(Web page and app entries)
Segment Open

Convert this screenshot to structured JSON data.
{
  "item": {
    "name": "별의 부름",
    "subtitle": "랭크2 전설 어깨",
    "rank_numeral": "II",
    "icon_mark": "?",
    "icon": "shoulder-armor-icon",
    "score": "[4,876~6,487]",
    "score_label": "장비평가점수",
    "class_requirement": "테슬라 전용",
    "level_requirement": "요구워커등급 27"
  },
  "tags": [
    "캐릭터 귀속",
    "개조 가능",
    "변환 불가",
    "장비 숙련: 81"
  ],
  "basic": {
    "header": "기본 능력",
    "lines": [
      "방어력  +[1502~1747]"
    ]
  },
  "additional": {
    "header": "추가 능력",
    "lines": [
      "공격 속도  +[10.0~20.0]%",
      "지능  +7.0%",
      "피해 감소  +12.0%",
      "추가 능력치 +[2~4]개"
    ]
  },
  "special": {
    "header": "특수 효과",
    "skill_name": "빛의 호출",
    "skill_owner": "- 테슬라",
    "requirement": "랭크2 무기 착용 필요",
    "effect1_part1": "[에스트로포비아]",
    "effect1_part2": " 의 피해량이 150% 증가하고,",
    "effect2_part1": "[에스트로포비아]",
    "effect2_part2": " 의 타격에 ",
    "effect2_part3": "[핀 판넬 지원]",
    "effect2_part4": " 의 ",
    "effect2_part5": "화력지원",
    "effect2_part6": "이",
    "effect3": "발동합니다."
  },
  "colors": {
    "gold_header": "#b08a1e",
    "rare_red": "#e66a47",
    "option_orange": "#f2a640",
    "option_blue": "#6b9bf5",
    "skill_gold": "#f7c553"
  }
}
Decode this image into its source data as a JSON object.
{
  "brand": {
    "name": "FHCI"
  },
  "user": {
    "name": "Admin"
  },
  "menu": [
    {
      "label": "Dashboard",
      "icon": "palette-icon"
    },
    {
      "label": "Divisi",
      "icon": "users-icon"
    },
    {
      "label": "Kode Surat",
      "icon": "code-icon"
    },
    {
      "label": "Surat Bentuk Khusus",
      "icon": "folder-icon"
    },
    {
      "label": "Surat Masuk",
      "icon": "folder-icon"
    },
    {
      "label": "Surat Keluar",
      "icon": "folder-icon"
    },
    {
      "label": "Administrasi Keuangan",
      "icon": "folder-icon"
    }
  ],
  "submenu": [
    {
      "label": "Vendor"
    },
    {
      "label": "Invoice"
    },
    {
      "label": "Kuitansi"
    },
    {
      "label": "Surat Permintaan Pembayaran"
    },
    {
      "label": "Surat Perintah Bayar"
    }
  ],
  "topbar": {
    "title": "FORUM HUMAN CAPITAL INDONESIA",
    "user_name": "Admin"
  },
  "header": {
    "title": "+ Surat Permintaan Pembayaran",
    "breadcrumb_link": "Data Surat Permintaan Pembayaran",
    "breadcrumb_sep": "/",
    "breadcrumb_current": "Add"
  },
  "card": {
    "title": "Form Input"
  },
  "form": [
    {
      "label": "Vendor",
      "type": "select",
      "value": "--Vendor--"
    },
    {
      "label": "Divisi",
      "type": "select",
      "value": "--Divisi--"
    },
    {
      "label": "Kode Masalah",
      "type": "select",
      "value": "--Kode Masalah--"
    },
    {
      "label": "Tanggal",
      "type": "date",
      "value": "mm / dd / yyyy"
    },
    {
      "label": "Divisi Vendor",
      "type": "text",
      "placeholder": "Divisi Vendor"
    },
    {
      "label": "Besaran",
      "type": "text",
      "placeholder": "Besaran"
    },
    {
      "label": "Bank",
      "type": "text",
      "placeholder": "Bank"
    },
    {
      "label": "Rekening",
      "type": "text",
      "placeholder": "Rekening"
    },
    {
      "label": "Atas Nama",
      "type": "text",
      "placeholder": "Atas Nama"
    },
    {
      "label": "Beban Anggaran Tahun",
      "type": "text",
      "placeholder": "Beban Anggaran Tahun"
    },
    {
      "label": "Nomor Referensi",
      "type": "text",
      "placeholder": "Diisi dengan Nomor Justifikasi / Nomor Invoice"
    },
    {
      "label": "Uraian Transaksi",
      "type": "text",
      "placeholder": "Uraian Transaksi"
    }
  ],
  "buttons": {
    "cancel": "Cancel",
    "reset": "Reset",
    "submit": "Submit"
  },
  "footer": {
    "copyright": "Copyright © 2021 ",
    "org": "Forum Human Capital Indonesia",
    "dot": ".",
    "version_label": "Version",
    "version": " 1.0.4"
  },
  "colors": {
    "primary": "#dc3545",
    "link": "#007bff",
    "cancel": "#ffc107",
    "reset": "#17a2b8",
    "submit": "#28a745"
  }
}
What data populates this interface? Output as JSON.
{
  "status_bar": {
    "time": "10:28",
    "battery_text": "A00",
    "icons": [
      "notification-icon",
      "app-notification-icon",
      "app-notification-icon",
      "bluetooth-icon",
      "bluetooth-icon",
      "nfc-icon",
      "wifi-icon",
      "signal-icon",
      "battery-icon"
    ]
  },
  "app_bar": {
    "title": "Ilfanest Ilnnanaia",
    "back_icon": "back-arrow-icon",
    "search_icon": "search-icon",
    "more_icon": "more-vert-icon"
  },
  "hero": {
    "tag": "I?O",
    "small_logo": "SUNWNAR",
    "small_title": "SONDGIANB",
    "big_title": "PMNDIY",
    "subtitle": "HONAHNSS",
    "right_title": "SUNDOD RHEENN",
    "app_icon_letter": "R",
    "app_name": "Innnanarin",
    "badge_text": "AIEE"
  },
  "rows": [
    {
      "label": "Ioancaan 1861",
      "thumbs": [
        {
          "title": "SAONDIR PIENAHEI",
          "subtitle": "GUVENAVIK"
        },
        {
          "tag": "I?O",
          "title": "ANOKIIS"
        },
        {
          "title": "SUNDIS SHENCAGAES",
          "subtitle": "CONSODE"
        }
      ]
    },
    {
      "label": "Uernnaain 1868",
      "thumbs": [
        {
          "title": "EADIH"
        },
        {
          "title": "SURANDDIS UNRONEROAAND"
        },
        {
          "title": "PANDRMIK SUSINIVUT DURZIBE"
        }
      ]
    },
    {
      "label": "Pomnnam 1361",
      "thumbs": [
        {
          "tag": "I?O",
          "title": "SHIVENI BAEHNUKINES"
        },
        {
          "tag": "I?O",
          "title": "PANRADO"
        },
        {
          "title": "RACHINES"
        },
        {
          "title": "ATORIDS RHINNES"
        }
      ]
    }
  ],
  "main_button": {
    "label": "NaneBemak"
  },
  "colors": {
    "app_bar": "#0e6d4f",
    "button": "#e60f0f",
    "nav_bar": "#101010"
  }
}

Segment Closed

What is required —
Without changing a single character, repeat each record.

Result —
Convert this screenshot to structured JSON data.
{
  "item": {
    "name": "별의 부름",
    "subtitle": "랭크2 전설 어깨",
    "rank_numeral": "II",
    "icon_mark": "?",
    "icon": "shoulder-armor-icon",
    "score": "[4,876~6,487]",
    "score_label": "장비평가점수",
    "class_requirement": "테슬라 전용",
    "level_requirement": "요구워커등급 27"
  },
  "tags": [
    "캐릭터 귀속",
    "개조 가능",
    "변환 불가",
    "장비 숙련: 81"
  ],
  "basic": {
    "header": "기본 능력",
    "lines": [
      "방어력  +[1502~1747]"
    ]
  },
  "additional": {
    "header": "추가 능력",
    "lines": [
      "공격 속도  +[10.0~20.0]%",
      "지능  +7.0%",
      "피해 감소  +12.0%",
      "추가 능력치 +[2~4]개"
    ]
  },
  "special": {
    "header": "특수 효과",
    "skill_name": "빛의 호출",
    "skill_owner": "- 테슬라",
    "requirement": "랭크2 무기 착용 필요",
    "effect1_part1": "[에스트로포비아]",
    "effect1_part2": " 의 피해량이 150% 증가하고,",
    "effect2_part1": "[에스트로포비아]",
    "effect2_part2": " 의 타격에 ",
    "effect2_part3": "[핀 판넬 지원]",
    "effect2_part4": " 의 ",
    "effect2_part5": "화력지원",
    "effect2_part6": "이",
    "effect3": "발동합니다."
  },
  "colors": {
    "gold_header": "#b08a1e",
    "rare_red": "#e66a47",
    "option_orange": "#f2a640",
    "option_blue": "#6b9bf5",
    "skill_gold": "#f7c553"
  }
}
Decode this image into its source data as a JSON object.
{
  "brand": {
    "name": "FHCI"
  },
  "user": {
    "name": "Admin"
  },
  "menu": [
    {
      "label": "Dashboard",
      "icon": "palette-icon"
    },
    {
      "label": "Divisi",
      "icon": "users-icon"
    },
    {
      "label": "Kode Surat",
      "icon": "code-icon"
    },
    {
      "label": "Surat Bentuk Khusus",
      "icon": "folder-icon"
    },
    {
      "label": "Surat Masuk",
      "icon": "folder-icon"
    },
    {
      "label": "Surat Keluar",
      "icon": "folder-icon"
    },
    {
      "label": "Administrasi Keuangan",
      "icon": "folder-icon"
    }
  ],
  "submenu": [
    {
      "label": "Vendor"
    },
    {
      "label": "Invoice"
    },
    {
      "label": "Kuitansi"
    },
    {
      "label": "Surat Permintaan Pembayaran"
    },
    {
      "label": "Surat Perintah Bayar"
    }
  ],
  "topbar": {
    "title": "FORUM HUMAN CAPITAL INDONESIA",
    "user_name": "Admin"
  },
  "header": {
    "title": "+ Surat Permintaan Pembayaran",
    "breadcrumb_link": "Data Surat Permintaan Pembayaran",
    "breadcrumb_sep": "/",
    "breadcrumb_current": "Add"
  },
  "card": {
    "title": "Form Input"
  },
  "form": [
    {
      "label": "Vendor",
      "type": "select",
      "value": "--Vendor--"
    },
    {
      "label": "Divisi",
      "type": "select",
      "value": "--Divisi--"
    },
    {
      "label": "Kode Masalah",
      "type": "select",
      "value": "--Kode Masalah--"
    },
    {
      "label": "Tanggal",
      "type": "date",
      "value": "mm / dd / yyyy"
    },
    {
      "label": "Divisi Vendor",
      "type": "text",
      "placeholder": "Divisi Vendor"
    },
    {
      "label": "Besaran",
      "type": "text",
      "placeholder": "Besaran"
    },
    {
      "label": "Bank",
      "type": "text",
      "placeholder": "Bank"
    },
    {
      "label": "Rekening",
      "type": "text",
      "placeholder": "Rekening"
    },
    {
      "label": "Atas Nama",
      "type": "text",
      "placeholder": "Atas Nama"
    },
    {
      "label": "Beban Anggaran Tahun",
      "type": "text",
      "placeholder": "Beban Anggaran Tahun"
    },
    {
      "label": "Nomor Referensi",
      "type": "text",
      "placeholder": "Diisi dengan Nomor Justifikasi / Nomor Invoice"
    },
    {
      "label": "Uraian Transaksi",
      "type": "text",
      "placeholder": "Uraian Transaksi"
    }
  ],
  "buttons": {
    "cancel": "Cancel",
    "reset": "Reset",
    "submit": "Submit"
  },
  "footer": {
    "copyright": "Copyright © 2021 ",
    "org": "Forum Human Capital Indonesia",
    "dot": ".",
    "version_label": "Version",
    "version": " 1.0.4"
  },
  "colors": {
    "primary": "#dc3545",
    "link": "#007bff",
    "cancel": "#ffc107",
    "reset": "#17a2b8",
    "submit": "#28a745"
  }
}
What data populates this interface? Output as JSON.
{
  "status_bar": {
    "time": "10:28",
    "battery_text": "A00",
    "icons": [
      "notification-icon",
      "app-notification-icon",
      "app-notification-icon",
      "bluetooth-icon",
      "bluetooth-icon",
      "nfc-icon",
      "wifi-icon",
      "signal-icon",
      "battery-icon"
    ]
  },
  "app_bar": {
    "title": "Ilfanest Ilnnanaia",
    "back_icon": "back-arrow-icon",
    "search_icon": "search-icon",
    "more_icon": "more-vert-icon"
  },
  "hero": {
    "tag": "I?O",
    "small_logo": "SUNWNAR",
    "small_title": "SONDGIANB",
    "big_title": "PMNDIY",
    "subtitle": "HONAHNSS",
    "right_title": "SUNDOD RHEENN",
    "app_icon_letter": "R",
    "app_name": "Innnanarin",
    "badge_text": "AIEE"
  },
  "rows": [
    {
      "label": "Ioancaan 1861",
      "thumbs": [
        {
          "title": "SAONDIR PIENAHEI",
          "subtitle": "GUVENAVIK"
        },
        {
          "tag": "I?O",
          "title": "ANOKIIS"
        },
        {
          "title": "SUNDIS SHENCAGAES",
          "subtitle": "CONSODE"
        }
      ]
    },
    {
      "label": "Uernnaain 1868",
      "thumbs": [
        {
          "title": "EADIH"
        },
        {
          "title": "SURANDDIS UNRONEROAAND"
        },
        {
          "title": "PANDRMIK SUSINIVUT DURZIBE"
        }
      ]
    },
    {
      "label": "Pomnnam 1361",
      "thumbs": [
        {
          "tag": "I?O",
          "title": "SHIVENI BAEHNUKINES"
        },
        {
          "tag": "I?O",
          "title": "PANRADO"
        },
        {
          "title": "RACHINES"
        },
        {
          "title": "ATORIDS RHINNES"
        }
      ]
    }
  ],
  "main_button": {
    "label": "NaneBemak"
  },
  "colors": {
    "app_bar": "#0e6d4f",
    "button": "#e60f0f",
    "nav_bar": "#101010"
  }
}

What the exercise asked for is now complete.